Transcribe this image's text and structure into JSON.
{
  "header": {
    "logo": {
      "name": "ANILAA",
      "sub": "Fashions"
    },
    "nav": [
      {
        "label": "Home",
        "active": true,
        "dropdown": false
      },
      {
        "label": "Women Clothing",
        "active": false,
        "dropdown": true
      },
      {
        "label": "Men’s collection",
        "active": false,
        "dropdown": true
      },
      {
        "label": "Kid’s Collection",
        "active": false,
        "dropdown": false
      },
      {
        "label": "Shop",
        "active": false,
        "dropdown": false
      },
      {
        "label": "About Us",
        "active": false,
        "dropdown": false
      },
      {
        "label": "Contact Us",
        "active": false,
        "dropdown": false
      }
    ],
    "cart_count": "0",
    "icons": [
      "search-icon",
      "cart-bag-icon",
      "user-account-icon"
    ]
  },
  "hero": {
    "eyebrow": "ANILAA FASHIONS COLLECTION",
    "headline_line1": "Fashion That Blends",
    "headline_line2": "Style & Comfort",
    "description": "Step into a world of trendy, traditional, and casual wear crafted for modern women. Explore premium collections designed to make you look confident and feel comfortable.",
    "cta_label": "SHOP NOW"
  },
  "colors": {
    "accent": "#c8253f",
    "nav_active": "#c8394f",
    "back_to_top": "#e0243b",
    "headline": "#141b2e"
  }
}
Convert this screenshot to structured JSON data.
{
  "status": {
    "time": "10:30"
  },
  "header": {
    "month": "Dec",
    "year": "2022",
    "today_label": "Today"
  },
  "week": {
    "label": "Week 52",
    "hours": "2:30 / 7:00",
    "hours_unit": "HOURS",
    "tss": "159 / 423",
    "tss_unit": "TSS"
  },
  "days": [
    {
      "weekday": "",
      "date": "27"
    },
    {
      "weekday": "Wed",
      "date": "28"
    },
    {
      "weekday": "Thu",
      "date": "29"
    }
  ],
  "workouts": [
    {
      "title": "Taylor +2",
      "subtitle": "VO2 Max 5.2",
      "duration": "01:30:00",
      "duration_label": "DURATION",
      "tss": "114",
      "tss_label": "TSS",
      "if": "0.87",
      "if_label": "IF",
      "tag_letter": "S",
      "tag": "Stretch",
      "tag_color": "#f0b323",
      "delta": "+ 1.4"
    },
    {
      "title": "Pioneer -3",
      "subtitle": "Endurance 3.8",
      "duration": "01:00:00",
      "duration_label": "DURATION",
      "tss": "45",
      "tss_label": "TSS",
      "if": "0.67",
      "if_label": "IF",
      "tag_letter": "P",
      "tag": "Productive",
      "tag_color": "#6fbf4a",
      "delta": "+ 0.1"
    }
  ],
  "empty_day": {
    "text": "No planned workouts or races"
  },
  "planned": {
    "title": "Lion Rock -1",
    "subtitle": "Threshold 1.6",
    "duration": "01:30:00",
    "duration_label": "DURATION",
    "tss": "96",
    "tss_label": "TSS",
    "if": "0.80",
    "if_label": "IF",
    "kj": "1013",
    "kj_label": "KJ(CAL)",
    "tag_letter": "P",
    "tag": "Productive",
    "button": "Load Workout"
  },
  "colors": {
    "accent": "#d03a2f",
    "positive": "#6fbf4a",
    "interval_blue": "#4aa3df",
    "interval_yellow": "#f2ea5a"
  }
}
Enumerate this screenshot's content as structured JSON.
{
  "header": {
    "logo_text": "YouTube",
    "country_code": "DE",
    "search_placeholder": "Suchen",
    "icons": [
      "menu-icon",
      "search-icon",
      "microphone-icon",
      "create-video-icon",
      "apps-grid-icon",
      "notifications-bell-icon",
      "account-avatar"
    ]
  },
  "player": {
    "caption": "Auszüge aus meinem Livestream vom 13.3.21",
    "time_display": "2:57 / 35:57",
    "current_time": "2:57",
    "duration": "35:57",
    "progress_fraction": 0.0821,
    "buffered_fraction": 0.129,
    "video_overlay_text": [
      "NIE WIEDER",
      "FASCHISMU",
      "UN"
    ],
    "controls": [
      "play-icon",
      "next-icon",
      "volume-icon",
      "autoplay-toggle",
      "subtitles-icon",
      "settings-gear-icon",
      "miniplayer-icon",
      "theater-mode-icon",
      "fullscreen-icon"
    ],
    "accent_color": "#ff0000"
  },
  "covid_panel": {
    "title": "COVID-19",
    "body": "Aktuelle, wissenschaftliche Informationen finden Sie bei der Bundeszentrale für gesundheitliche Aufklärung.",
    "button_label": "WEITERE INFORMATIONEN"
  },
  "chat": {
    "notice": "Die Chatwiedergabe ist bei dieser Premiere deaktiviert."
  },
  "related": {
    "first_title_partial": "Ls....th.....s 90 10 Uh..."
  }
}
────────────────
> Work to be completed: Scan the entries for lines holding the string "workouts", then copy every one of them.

> Written reply:
  "workouts": [
    "text": "No planned workouts or races"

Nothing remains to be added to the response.